It is this data, and the new ways they intend to use it that captured the attention of the Columbus Foundation, which recognized HandsOn Central Ohio as one of its “5 Nonprofits to Watch” in 2016.
“They have a strategic plan and they’re launching this effort to clearly understand and analyze their data to inform the community about pressing needs and to serve as a predictor of what needs are likely forthcoming,” said Lisa S. Courtice, Ph.D., the Foundation’s executive vice president.
HandsOn has been in existence for nearly five decades under other names. It was known as CALLVAC until 1995, when it became FIRSTLINK. It got its current name in 2010 after strengthening its relationship with the national HandsOn Network.
Perry said information is gathered each time someone calls in for help – food assistance, emergency housing, etc. – as is required to get family assistance. The primary goal will always be providing assistance to those in need as quickly as possible for the family, but gathering the underlying data is tremendously important for the community, he said.

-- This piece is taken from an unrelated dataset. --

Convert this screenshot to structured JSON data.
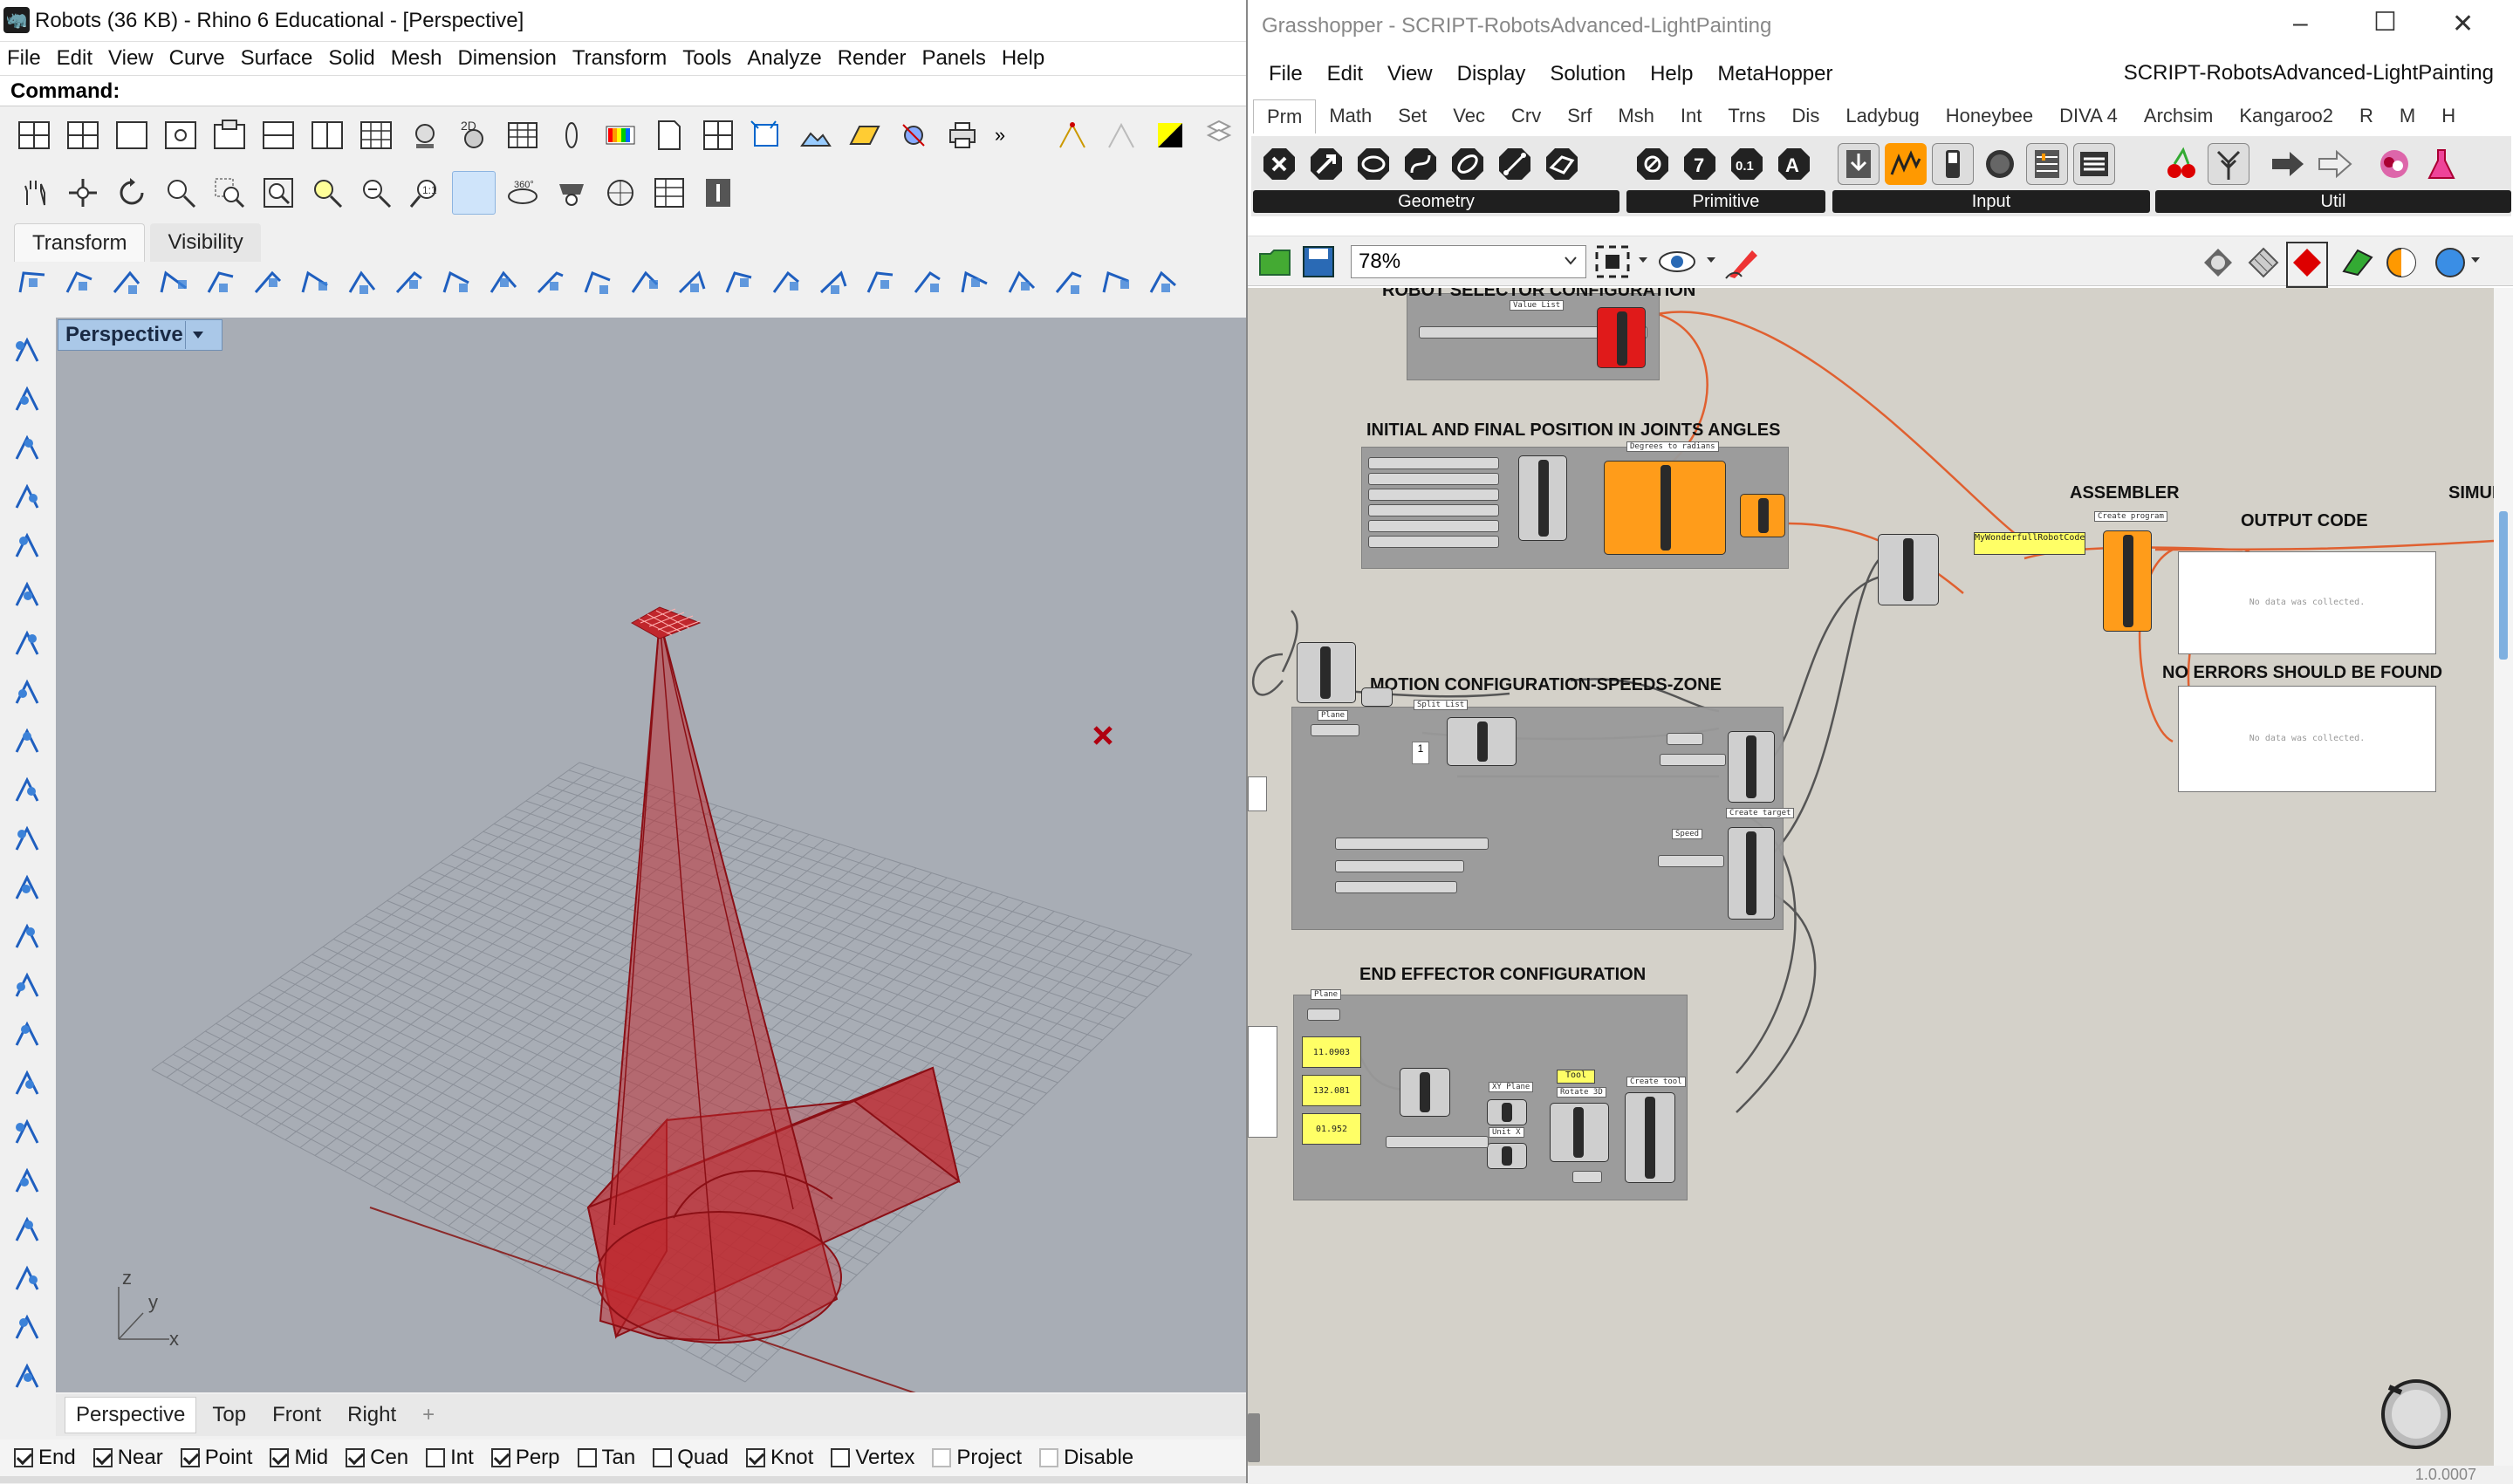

“We collect data on what the needs are in a community. We collect geographic or locational data on where certain issues have the most density or are the most acute. We collect data on the relationship between individuals and service providers. We collect system capacity data – how much is available, how much is used and unused. We collect a range of data on the system as a whole and individuals collectively to create the opportunity to paint a clear picture of what is happening in our community.’’
Having the data gives the community a baseline. Harnessing it is what Perry believes provides the community with a roadmap to change lives.
For example, the data pointed to three areas in the city where food pantries were under-utilized but had high levels of “food insecurity” (the term government applies to people who don’t always know whether they will be able to provide meals to their families).
With the help of a city grant, residents of Franklinton, Linden, and the South Side are now able to text a hotline number to get food. They text their name, address and describe their needs, and HandsOn schedules an appointment that leads to them getting food from a nearby pantry. By analyzing the data over a period of time, HandsOn and organizations it is affiliated with can identify trends – and take steps to get ahead of them.
“The data holds power in two very important ways,” Perry explained. First, it can help providers be more efficient with resources. “Second, if we do the right analysis and modeling, you can get a picture of what the future forecast looks like. In doing that, it gives you the opportunity to get upstream on the issues we face in this community.”
The Columbus Foundation is recognizing HandsOn for the important work it does and what it is poised to do as it gets more sophisticated with its data analytics. HandsOn is elated to be one of the Foundation’s nonprofits to watch this year.
“This recognition denotes organizations that have achieved a level of significance in terms of their role in this community,” Perry said. “HandsOn was created in central Ohio. It is home grown. We have always viewed our mission to be the improvement of greater Columbus. To be named one of the five is validation that people recognize our commitment and achievements.”